  • Sales tax is on a consumption basis, which inflates inventory and capital costs, creating an impediment to new projects as capital cost increases by 20 percent and refund can only happen after commercial operation
  • According to a report by the IMF, the cascading effect of GST has harmed Pakistani exporters’ competitiveness as there is currently no systemic method to ensure that all tax paid on inputs may be charged against a final sale is refunded. In this huge cycle of sales tax collection and refunds, exporters suffer in the form of delayed pending and deferred refunds.
  • The cost of collecting and refunding sales tax outweighs the revenue collected by a significant margin. The administrative cost of collecting and refunding sales tax is estimated at Rs 10 billion. The imposition of sales tax has resulted in billions (over Rs. 300bn) of rupees in liquidity transferring from the industry to the FBR.

Read more: Pakistan’s balance of payments crisis to worsen: APTMA warns

It would therefore be prudent to restore the SRO 1125 i.e., Zero Rating for the entire textile value chain in order to meet the working capital requirements. This policy measure in combination with the continuation of RCET would be essential in enabling the textile sector to continue on its journey to achieving its FY23 target of $24 billion. Also, working capital facilities need to be enhanced to cater for the increased requirements.

Hindrance-free import of essential inputs

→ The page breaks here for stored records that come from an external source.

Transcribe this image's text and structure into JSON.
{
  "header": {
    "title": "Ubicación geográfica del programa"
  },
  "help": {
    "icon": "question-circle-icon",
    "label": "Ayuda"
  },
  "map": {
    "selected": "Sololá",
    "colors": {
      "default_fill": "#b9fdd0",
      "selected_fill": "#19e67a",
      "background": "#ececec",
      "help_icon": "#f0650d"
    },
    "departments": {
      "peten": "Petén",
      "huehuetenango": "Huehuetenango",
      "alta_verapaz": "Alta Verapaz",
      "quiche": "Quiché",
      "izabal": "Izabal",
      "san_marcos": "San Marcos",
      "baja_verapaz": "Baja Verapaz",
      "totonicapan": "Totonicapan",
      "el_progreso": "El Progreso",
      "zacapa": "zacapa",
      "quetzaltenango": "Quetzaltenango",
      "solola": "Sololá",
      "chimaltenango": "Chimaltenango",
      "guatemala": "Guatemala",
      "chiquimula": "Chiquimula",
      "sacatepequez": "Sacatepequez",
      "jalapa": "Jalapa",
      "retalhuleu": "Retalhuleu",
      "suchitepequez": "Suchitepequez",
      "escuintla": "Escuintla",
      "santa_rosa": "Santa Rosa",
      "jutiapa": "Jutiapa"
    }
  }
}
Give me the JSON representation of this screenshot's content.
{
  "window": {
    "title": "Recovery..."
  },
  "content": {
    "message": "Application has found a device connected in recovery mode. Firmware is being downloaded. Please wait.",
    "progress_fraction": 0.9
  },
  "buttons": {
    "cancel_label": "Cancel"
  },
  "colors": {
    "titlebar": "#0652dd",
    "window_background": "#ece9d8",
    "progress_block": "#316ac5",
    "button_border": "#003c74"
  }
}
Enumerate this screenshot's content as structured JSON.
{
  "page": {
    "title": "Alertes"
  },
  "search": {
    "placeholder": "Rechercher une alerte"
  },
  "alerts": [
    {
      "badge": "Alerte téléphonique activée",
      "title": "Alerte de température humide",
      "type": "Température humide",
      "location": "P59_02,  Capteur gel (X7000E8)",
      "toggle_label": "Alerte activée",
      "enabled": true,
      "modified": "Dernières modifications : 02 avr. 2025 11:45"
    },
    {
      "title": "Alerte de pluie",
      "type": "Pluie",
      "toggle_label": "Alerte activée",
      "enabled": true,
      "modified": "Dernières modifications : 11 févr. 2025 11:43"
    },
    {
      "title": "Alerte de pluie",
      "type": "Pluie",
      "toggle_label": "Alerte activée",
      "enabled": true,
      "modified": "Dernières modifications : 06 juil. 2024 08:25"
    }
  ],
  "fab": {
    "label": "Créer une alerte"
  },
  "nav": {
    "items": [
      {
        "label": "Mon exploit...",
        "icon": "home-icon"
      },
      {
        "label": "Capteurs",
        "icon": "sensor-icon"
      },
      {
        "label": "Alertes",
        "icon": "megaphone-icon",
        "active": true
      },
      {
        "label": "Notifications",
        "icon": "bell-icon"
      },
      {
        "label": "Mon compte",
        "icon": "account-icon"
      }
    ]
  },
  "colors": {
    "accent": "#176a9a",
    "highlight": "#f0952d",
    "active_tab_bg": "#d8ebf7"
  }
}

Imports under Chapters 84 and 85 are restricted. Exporters have been unable to clear goods for up to 3-4 months. The State Bank informed that imports under Chapters 84 and 85 will only be cleared for top direct exporters.

Given the nature of the textile sector export sector in Pakistan, the input of intermediate goods is sourced from various enterprises across the value chain. These indirect exporters need to keep operating for the sector to sustain and expand exports. It is therefore essential that all imports of the export-oriented sectors, whether in Chapters 84, 85, or other codes, be allowed hindrance-free admission into Pakistan.

The impact of the delay in clearance over the last 2-3 months will be significant, and further damage to the export potential has to be avoided at all costs. Inputs of export-oriented units should not require pre-approval of SBP as this will cause delays and bureaucratic hurdles, Dr. Gohar Ejaz warned.

Read more: APTMA urges government to continue RCETs for entire textile value chain

Sustained growth

  • Under APTMA’s new scheme to enhance exports, the textile sector has committed to setting up 1000 garment plants.
  • The total investment would be US $7 billion over the next 4 years, generating exports of $20 billion annually and providing employment to well over 700,000 workers. 1000 garment plants are to be established near major textile-producing cities i.e. Lahore, Sheikhupura, Faisalabad, Kasur, Multan, Sialkot, Rawalpindi, Karachi, and Peshawar.
  • To enable successful outcomes of this scheme it is extremely important to train women to contribute to various stages of the value chain e.g. stitching, weaving, etc., and to bring them into the workforce.

To this end, women should be trained in the garment sector on a war footing to ensure long-term growth. In this context, TEVTA should be tasked with training the female labor force to meet the needs of the garment sector. In this regard, APTMA will facilitate and support the relevant institution, as well as provide master trainers.

“APTMA is committed to collaborating in any way possible to achieve export-led growth,” APTMA Chief Gohar Ejaz assured PM Shehbaz.